§ **EXERCISE DESCRIPTION**: The reply is a verbatim copy of the listing below with its images dropped.

§ **EXERCISE MATERIAL**:
<<<<
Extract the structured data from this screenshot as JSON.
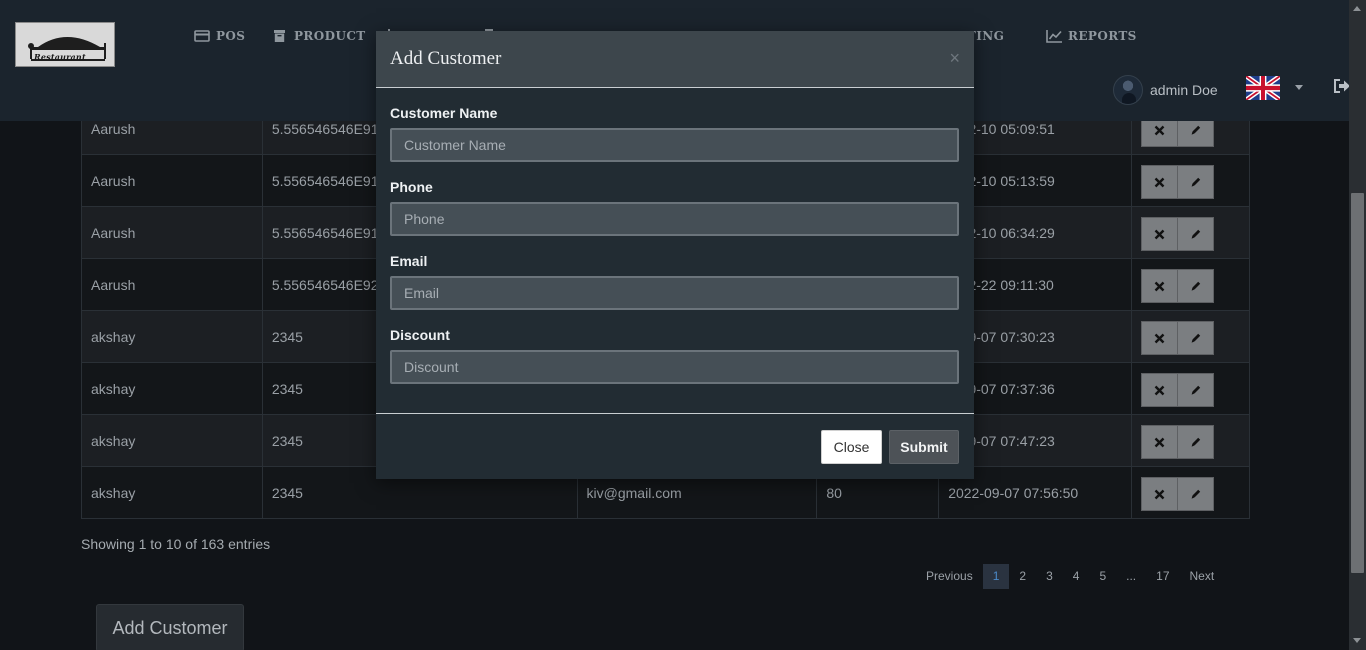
{
  "brand": {
    "logo_text": "Restaurant"
  },
  "nav": {
    "items": [
      {
        "label": "POS",
        "icon": "card-icon"
      },
      {
        "label": "PRODUCT",
        "icon": "archive-icon"
      },
      {
        "label": "TTING",
        "icon": "gear-icon"
      },
      {
        "label": "REPORTS",
        "icon": "line-chart-icon"
      }
    ]
  },
  "user": {
    "name": "admin Doe",
    "language_flag": "uk-flag-icon"
  },
  "table": {
    "rows": [
      {
        "name": "Aarush",
        "phone": "5.556546546E91",
        "email": "",
        "discount": "",
        "date": "2-12-10 05:09:51"
      },
      {
        "name": "Aarush",
        "phone": "5.556546546E91",
        "email": "",
        "discount": "",
        "date": "2-12-10 05:13:59"
      },
      {
        "name": "Aarush",
        "phone": "5.556546546E91",
        "email": "",
        "discount": "",
        "date": "2-12-10 06:34:29"
      },
      {
        "name": "Aarush",
        "phone": "5.556546546E92",
        "email": "",
        "discount": "",
        "date": "2-12-22 09:11:30"
      },
      {
        "name": "akshay",
        "phone": "2345",
        "email": "",
        "discount": "",
        "date": "2-09-07 07:30:23"
      },
      {
        "name": "akshay",
        "phone": "2345",
        "email": "",
        "discount": "",
        "date": "2-09-07 07:37:36"
      },
      {
        "name": "akshay",
        "phone": "2345",
        "email": "",
        "discount": "",
        "date": "2-09-07 07:47:23"
      },
      {
        "name": "akshay",
        "phone": "2345",
        "email": "kiv@gmail.com",
        "discount": "80",
        "date": "2022-09-07 07:56:50"
      }
    ]
  },
  "footer": {
    "entries_text": "Showing 1 to 10 of 163 entries",
    "pagination": {
      "previous": "Previous",
      "pages": [
        "1",
        "2",
        "3",
        "4",
        "5",
        "...",
        "17"
      ],
      "active_page": "1",
      "next": "Next"
    },
    "add_button": "Add Customer"
  },
  "modal": {
    "title": "Add Customer",
    "close_symbol": "×",
    "fields": [
      {
        "label": "Customer Name",
        "placeholder": "Customer Name",
        "value": ""
      },
      {
        "label": "Phone",
        "placeholder": "Phone",
        "value": ""
      },
      {
        "label": "Email",
        "placeholder": "Email",
        "value": ""
      },
      {
        "label": "Discount",
        "placeholder": "Discount",
        "value": ""
      }
    ],
    "close_button": "Close",
    "submit_button": "Submit"
  },
  "colors": {
    "navbar": "#1b242d",
    "page_bg": "#111418",
    "modal_header": "#3d464c",
    "modal_body": "#222c33",
    "action_button": "#7b7e81",
    "active_page": "#4b8ac9"
  }
}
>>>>
§ **ANSWER BELOW**:
Extract the structured data from this screenshot as JSON.
{
  "brand": {
    "logo_text": "Restaurant"
  },
  "nav": {
    "items": [
      {
        "label": "POS",
        "icon": "card-icon"
      },
      {
        "label": "PRODUCT",
        "icon": "archive-icon"
      },
      {
        "label": "TTING",
        "icon": "gear-icon"
      },
      {
        "label": "REPORTS",
        "icon": "line-chart-icon"
      }
    ]
  },
  "user": {
    "name": "admin Doe",
    "language_flag": "uk-flag-icon"
  },
  "table": {
    "rows": [
      {
        "name": "Aarush",
        "phone": "5.556546546E91",
        "email": "",
        "discount": "",
        "date": "2-12-10 05:09:51"
      },
      {
        "name": "Aarush",
        "phone": "5.556546546E91",
        "email": "",
        "discount": "",
        "date": "2-12-10 05:13:59"
      },
      {
        "name": "Aarush",
        "phone": "5.556546546E91",
        "email": "",
        "discount": "",
        "date": "2-12-10 06:34:29"
      },
      {
        "name": "Aarush",
        "phone": "5.556546546E92",
        "email": "",
        "discount": "",
        "date": "2-12-22 09:11:30"
      },
      {
        "name": "akshay",
        "phone": "2345",
        "email": "",
        "discount": "",
        "date": "2-09-07 07:30:23"
      },
      {
        "name": "akshay",
        "phone": "2345",
        "email": "",
        "discount": "",
        "date": "2-09-07 07:37:36"
      },
      {
        "name": "akshay",
        "phone": "2345",
        "email": "",
        "discount": "",
        "date": "2-09-07 07:47:23"
      },
      {
        "name": "akshay",
        "phone": "2345",
        "email": "kiv@gmail.com",
        "discount": "80",
        "date": "2022-09-07 07:56:50"
      }
    ]
  },
  "footer": {
    "entries_text": "Showing 1 to 10 of 163 entries",
    "pagination": {
      "previous": "Previous",
      "pages": [
        "1",
        "2",
        "3",
        "4",
        "5",
        "...",
        "17"
      ],
      "active_page": "1",
      "next": "Next"
    },
    "add_button": "Add Customer"
  },
  "modal": {
    "title": "Add Customer",
    "close_symbol": "×",
    "fields": [
      {
        "label": "Customer Name",
        "placeholder": "Customer Name",
        "value": ""
      },
      {
        "label": "Phone",
        "placeholder": "Phone",
        "value": ""
      },
      {
        "label": "Email",
        "placeholder": "Email",
        "value": ""
      },
      {
        "label": "Discount",
        "placeholder": "Discount",
        "value": ""
      }
    ],
    "close_button": "Close",
    "submit_button": "Submit"
  },
  "colors": {
    "navbar": "#1b242d",
    "page_bg": "#111418",
    "modal_header": "#3d464c",
    "modal_body": "#222c33",
    "action_button": "#7b7e81",
    "active_page": "#4b8ac9"
  }
}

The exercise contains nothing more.